For May, we bring you the story of Ann Boriskie. Ann was a mother of three with a successful career when she was in a car accident in 1998. Doctors didn’t know it at the time, but she suffered a brain injury. As Ann began to grabble with the fact that she was now a different person, she tested her own limits and refused to be a victim. Ann founded the Brain Injury Peer Visitor Association to help brain injury sufferers and those who care for them get the support she didn’t have in her own recovery.
This month, we highlight Gary Schopmeyer, a talented drummer who survived a horrific car crash in 2010. When he awoke from a five-day coma, Gary was diagnosed with a brain injury. He thought he might never play drums again.

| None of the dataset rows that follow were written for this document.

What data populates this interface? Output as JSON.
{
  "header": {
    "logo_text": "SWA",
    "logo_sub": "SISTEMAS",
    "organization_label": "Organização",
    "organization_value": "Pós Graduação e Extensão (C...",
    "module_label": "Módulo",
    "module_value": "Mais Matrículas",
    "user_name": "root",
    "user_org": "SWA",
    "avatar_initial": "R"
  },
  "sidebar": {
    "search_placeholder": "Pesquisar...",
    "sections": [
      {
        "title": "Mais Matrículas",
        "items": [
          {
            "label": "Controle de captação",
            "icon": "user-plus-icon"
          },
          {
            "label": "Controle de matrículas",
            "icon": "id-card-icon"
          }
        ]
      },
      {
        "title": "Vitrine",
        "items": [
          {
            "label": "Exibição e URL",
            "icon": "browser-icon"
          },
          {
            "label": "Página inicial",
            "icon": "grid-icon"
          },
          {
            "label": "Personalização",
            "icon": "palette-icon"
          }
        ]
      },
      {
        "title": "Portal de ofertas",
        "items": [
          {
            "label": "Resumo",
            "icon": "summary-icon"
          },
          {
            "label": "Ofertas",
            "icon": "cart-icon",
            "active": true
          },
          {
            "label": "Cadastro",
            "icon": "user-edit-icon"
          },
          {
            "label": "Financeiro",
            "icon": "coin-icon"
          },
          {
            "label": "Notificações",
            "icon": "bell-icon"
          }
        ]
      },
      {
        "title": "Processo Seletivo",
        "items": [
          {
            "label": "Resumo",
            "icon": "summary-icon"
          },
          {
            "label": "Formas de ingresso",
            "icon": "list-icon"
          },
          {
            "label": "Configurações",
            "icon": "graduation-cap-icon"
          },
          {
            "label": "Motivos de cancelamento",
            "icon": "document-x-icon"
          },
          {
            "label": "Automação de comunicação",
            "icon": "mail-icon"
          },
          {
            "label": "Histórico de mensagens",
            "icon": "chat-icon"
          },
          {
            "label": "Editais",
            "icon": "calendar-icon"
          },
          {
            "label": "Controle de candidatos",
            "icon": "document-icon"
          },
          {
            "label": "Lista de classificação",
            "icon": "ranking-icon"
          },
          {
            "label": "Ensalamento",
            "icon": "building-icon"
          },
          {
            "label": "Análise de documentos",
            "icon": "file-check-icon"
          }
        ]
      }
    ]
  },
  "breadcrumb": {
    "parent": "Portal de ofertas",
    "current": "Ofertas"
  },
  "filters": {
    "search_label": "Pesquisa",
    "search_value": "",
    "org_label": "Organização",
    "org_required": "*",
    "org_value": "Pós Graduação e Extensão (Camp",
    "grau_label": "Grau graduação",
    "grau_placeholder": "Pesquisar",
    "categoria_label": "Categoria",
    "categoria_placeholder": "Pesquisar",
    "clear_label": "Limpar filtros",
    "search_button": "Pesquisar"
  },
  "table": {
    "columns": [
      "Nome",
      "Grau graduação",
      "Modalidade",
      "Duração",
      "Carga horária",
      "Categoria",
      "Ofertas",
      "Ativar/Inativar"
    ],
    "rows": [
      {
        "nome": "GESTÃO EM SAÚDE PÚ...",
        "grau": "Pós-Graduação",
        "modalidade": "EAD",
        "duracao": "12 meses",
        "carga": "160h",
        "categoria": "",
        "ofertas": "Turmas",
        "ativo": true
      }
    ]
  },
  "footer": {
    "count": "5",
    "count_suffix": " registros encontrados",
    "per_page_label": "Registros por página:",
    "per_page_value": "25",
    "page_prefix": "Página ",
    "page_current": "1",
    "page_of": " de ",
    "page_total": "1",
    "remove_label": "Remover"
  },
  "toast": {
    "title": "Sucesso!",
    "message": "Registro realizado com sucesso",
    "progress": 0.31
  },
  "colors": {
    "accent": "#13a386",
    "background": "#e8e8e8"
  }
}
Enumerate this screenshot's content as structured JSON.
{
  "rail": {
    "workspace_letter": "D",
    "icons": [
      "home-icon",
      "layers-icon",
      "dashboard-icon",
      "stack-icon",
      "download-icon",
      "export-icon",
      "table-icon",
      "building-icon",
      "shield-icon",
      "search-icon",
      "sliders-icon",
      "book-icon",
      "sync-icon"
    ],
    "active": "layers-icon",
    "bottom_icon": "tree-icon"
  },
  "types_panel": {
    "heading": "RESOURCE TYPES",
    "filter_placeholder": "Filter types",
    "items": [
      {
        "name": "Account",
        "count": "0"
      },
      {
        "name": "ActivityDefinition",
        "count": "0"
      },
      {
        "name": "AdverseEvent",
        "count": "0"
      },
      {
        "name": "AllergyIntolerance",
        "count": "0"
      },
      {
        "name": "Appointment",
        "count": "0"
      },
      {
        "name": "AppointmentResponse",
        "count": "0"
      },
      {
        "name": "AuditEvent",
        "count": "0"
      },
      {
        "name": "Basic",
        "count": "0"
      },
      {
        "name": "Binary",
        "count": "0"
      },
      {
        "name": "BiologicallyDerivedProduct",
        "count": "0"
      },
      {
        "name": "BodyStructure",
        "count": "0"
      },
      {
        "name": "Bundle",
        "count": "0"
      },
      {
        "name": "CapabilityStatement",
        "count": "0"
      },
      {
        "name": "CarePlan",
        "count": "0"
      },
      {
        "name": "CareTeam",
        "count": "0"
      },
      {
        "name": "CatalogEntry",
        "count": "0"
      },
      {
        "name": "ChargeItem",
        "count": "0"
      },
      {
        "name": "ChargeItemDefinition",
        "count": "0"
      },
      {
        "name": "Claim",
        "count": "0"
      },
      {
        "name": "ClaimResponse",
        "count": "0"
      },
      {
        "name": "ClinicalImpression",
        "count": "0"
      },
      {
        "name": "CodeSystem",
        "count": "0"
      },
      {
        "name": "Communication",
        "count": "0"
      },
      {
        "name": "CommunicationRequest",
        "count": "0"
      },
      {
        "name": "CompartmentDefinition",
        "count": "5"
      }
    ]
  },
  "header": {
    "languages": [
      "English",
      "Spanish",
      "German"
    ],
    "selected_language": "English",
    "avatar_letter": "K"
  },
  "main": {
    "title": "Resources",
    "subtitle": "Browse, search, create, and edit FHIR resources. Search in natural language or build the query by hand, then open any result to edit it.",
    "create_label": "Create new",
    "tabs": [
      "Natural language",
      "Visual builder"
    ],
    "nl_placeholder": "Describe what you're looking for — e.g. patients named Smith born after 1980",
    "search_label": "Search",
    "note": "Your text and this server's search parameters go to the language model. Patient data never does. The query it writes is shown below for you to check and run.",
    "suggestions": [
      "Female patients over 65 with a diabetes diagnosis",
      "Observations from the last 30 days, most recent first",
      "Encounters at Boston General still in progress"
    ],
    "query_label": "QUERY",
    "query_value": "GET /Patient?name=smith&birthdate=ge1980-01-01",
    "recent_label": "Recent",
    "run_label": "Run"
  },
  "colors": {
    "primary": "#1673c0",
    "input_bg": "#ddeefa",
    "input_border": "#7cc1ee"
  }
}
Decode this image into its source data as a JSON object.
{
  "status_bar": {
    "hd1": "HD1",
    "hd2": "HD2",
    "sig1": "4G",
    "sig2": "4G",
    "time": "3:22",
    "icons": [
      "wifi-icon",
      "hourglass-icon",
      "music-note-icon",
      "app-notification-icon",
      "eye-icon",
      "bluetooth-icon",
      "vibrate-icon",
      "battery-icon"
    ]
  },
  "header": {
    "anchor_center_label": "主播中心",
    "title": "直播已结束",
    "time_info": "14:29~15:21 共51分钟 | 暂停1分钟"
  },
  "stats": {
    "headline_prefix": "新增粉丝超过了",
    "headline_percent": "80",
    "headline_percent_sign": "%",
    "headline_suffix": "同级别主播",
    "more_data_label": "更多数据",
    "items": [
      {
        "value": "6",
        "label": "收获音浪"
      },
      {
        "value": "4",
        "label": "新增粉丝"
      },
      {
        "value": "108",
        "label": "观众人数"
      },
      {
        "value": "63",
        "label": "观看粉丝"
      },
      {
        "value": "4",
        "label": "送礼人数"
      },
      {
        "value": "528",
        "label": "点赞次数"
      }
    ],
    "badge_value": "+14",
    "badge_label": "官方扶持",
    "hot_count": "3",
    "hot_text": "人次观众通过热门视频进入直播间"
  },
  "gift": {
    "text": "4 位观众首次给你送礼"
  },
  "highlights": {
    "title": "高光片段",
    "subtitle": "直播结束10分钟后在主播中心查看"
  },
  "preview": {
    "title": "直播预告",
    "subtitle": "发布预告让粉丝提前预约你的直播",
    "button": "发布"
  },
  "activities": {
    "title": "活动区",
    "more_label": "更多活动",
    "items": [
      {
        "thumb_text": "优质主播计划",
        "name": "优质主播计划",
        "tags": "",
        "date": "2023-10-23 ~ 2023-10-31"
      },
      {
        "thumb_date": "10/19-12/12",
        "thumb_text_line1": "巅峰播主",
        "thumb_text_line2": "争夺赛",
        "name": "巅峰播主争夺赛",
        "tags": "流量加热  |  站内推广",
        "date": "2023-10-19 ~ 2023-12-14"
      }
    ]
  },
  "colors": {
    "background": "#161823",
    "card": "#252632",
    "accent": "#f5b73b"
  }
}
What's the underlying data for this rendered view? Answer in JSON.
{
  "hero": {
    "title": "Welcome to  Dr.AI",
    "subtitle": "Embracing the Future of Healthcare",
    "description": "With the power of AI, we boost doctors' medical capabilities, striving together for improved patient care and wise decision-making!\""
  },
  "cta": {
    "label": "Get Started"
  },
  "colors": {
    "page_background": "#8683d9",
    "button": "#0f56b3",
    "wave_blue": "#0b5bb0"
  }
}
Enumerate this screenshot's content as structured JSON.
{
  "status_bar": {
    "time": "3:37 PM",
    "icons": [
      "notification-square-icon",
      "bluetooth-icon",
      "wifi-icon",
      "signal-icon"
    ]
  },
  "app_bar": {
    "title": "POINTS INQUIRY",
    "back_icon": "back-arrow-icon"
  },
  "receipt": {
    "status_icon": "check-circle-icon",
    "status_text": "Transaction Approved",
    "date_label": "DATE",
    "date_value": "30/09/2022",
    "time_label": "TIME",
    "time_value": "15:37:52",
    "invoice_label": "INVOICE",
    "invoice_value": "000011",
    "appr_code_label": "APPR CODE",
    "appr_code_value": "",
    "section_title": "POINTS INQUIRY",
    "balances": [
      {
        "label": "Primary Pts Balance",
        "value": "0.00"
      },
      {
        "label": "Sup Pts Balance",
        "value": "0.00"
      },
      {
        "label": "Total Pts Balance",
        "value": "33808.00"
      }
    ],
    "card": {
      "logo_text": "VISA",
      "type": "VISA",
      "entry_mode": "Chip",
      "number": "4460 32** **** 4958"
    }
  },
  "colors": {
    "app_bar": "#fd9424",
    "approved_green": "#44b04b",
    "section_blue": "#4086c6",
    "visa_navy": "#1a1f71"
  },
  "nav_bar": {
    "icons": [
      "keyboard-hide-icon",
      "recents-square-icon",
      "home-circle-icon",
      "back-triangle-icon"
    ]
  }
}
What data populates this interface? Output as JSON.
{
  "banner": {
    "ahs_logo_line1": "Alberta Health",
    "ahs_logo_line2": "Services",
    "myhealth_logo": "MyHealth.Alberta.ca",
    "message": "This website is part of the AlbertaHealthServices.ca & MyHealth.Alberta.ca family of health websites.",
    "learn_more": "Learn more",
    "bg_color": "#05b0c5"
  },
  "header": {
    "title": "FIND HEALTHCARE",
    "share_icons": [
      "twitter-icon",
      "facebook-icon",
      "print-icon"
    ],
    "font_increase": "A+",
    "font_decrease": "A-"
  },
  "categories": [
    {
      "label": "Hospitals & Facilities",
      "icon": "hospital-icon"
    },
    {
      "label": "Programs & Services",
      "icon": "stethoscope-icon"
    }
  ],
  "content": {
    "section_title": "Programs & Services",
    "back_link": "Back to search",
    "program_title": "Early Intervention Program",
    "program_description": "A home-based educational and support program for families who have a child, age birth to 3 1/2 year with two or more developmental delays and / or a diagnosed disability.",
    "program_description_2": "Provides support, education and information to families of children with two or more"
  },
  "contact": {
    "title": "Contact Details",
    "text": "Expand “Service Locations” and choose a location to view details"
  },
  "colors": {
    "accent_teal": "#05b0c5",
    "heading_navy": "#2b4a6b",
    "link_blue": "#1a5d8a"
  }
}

But not only has he continued to play — he shares his enthusiasm with others as a drum instructor, using the instrument and its rhythms for their therapeutic value.
- See why we chose Gary.
For March, we have selected Nicole Wight as the recipient of our Teach Believe Inspire award. What happened to Nicole in 2006 was every parent’s nightmare. A car accident left her mother dead and her two young children seriously injured. Due to his injuries, the son Nicole is raising is much different from the boy he once was. But there is nothing stronger than a mother’s love, and Nicole is using her experience to help other parents raising children with brain injuries.
- See more about why we chose Nicole.
To coincide with our new TBI Network, the Brain Injury Law Center is highlighting one person each month who is making huge strides in the TBI community. The recipient of our Teach Believe Inspire award for February 2015 is Janna Leyde, who has cared for her father since he suffered a brain injury when she was a child. She is a writer who recently released her second book.
For our first-ever Teach Believe Inspire award, we selected Abby Maslin, a young woman whose husband suffered a brain injury during a robbery on a Washington, D.C. street in 2012. The injury turned life upside-down for the couple, and Abby turned to the Internet for support and to document her husband’s recovery. Through all the hardship, Abby says she learned to take nothing for granted.